- REQUIREMENT: Report only the number of lines in this material that include the string "フォルダー".

Segment Start: MATERIAL FOR THIS TASK

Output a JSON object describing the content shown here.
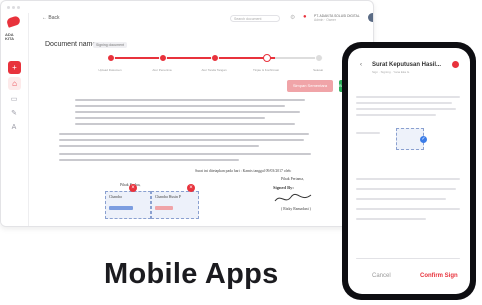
{
  "brand": {
    "accent": "#e8323c",
    "success": "#2dae5a"
  },
  "desktop": {
    "back_label": "Back",
    "search_placeholder": "Search document",
    "user_name": "PT. ADAKITA SOLUSI DIGITAL",
    "user_role": "Admin · Owner",
    "doc_title": "Document name",
    "doc_badge": "Signing document",
    "steps": [
      "Upload Dokumen",
      "Atur Penerima",
      "Atur Tanda Tangan",
      "Tinjau & Konfirmasi",
      "Selesai"
    ],
    "simpan_label": "Simpan Sementara",
    "next_label": "Berikutnya",
    "paper_place_date": "Surat ini ditetapkan pada hari : Kamis tanggal 09/03/2017 oleh:",
    "left_sign_title": "Pihak Kedua,",
    "left_sign_name": "Chandra",
    "left_sign_name2": "Chandra Husin P",
    "right_sign_title": "Pihak Pertama,",
    "signed_by": "Signed By:",
    "right_sign_name": "( Rizky Ramadani )",
    "rail_icons": [
      "home-icon",
      "document-icon",
      "signature-icon",
      "translate-icon"
    ]
  },
  "phone": {
    "title": "Surat Keputusan Hasil...",
    "subtitle": "Sign · Signing · Yana Eka G.",
    "cancel_label": "Cancel",
    "confirm_label": "Confirm Sign"
  },
  "caption": "Mobile Apps"
}
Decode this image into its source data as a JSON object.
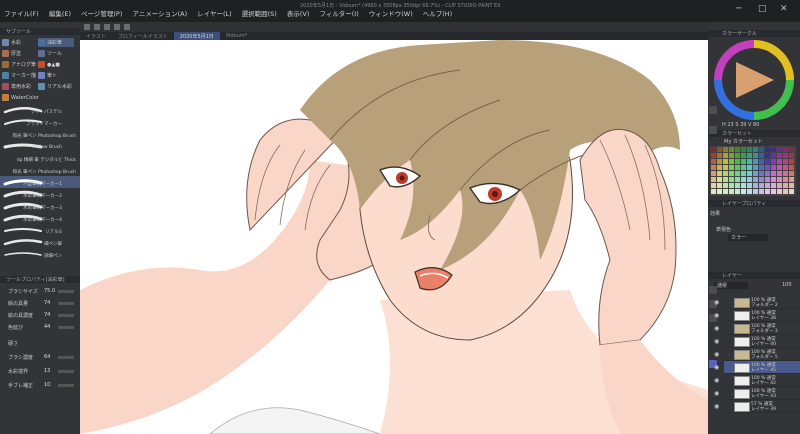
{
  "window": {
    "title": "2020年5月1日 - Vidoum* (4960 x 3508px 350dpi 66.7%) - CLIP STUDIO PAINT EX",
    "minimize": "─",
    "maximize": "□",
    "close": "✕"
  },
  "menu": [
    "ファイル(F)",
    "編集(E)",
    "ページ管理(P)",
    "アニメーション(A)",
    "レイヤー(L)",
    "選択範囲(S)",
    "表示(V)",
    "フィルター(I)",
    "ウィンドウ(W)",
    "ヘルプ(H)"
  ],
  "tabs": [
    "イラスト",
    "プロフィールイラスト",
    "2020年5月1日",
    "Vidoum*"
  ],
  "subtools": [
    {
      "label": "水彩",
      "color": "#6a8ab0"
    },
    {
      "label": "油彩筆",
      "color": "#4a6ea0",
      "selected": true
    },
    {
      "label": "厚塗",
      "color": "#a07050"
    },
    {
      "label": "ツール",
      "color": "#607090"
    },
    {
      "label": "アナログ筆",
      "color": "#9a6a3a"
    },
    {
      "label": "●▲■",
      "color": "#c05030"
    },
    {
      "label": "マーカー描",
      "color": "#5080a0"
    },
    {
      "label": "筆ト",
      "color": "#7080c0"
    },
    {
      "label": "専用水彩",
      "color": "#a05060"
    },
    {
      "label": "リアル水彩",
      "color": "#6090b0"
    },
    {
      "label": "WaterColor",
      "color": "#c08040"
    }
  ],
  "brushes": [
    {
      "label": "ライトパステル"
    },
    {
      "label": "ブラッドマーカー"
    },
    {
      "label": "和光 筆ペン Photoshop Brush"
    },
    {
      "label": "Mellow Brush"
    },
    {
      "label": "dp 精細 筆 デジタルと Thick"
    },
    {
      "label": "和光 筆ペン Photoshop Brush"
    },
    {
      "label": "ハ型筆状マーカー1",
      "selected": true
    },
    {
      "label": "水彩筆状マーカー2"
    },
    {
      "label": "水彩筆状マーカー3"
    },
    {
      "label": "水彩筆状マーカー4"
    },
    {
      "label": "リアルG"
    },
    {
      "label": "細ペン筆"
    },
    {
      "label": "詳細ペン"
    }
  ],
  "tool_property": {
    "header": "ツールプロパティ[油彩筆]",
    "rows": [
      {
        "label": "ブラシサイズ",
        "value": "75.0"
      },
      {
        "label": "絵の具量",
        "value": "74"
      },
      {
        "label": "絵の具濃度",
        "value": "74"
      },
      {
        "label": "色延び",
        "value": "44"
      },
      {
        "label": "硬さ",
        "value": ""
      },
      {
        "label": "ブラシ濃度",
        "value": "64"
      },
      {
        "label": "水彩境界",
        "value": "13"
      },
      {
        "label": "手ブレ補正",
        "value": "10"
      }
    ]
  },
  "color_panel": {
    "header": "カラーサークル",
    "hsv": [
      "H 23",
      "S 39",
      "V 80"
    ],
    "set_header": "カラーセット",
    "set_name": "My カラーセット"
  },
  "layer_property": {
    "header": "レイヤープロパティ",
    "effect_label": "効果",
    "color_label": "表現色",
    "color_value": "カラー"
  },
  "layers_panel": {
    "header": "レイヤー",
    "blend_mode": "通常",
    "opacity": "100",
    "layers": [
      {
        "pct": "100 % 通常",
        "name": "フォルダー 2",
        "folder": true
      },
      {
        "pct": "100 % 通常",
        "name": "レイヤー 38"
      },
      {
        "pct": "100 % 通常",
        "name": "フォルダー 3",
        "folder": true
      },
      {
        "pct": "100 % 通常",
        "name": "レイヤー 40"
      },
      {
        "pct": "100 % 通常",
        "name": "フォルダー 5",
        "folder": true
      },
      {
        "pct": "100 % 通常",
        "name": "レイヤー 45",
        "selected": true
      },
      {
        "pct": "100 % 通常",
        "name": "レイヤー 42"
      },
      {
        "pct": "100 % 通常",
        "name": "レイヤー 43"
      },
      {
        "pct": "57 % 通常",
        "name": "レイヤー 39"
      }
    ]
  },
  "colors": {
    "accent": "#4a5a8c",
    "skin": "#f9d6c8",
    "hair": "#b8a07a",
    "eye": "#c0392b",
    "line": "#3a2e28"
  }
}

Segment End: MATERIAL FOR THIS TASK

- ANSWER SPACE: 3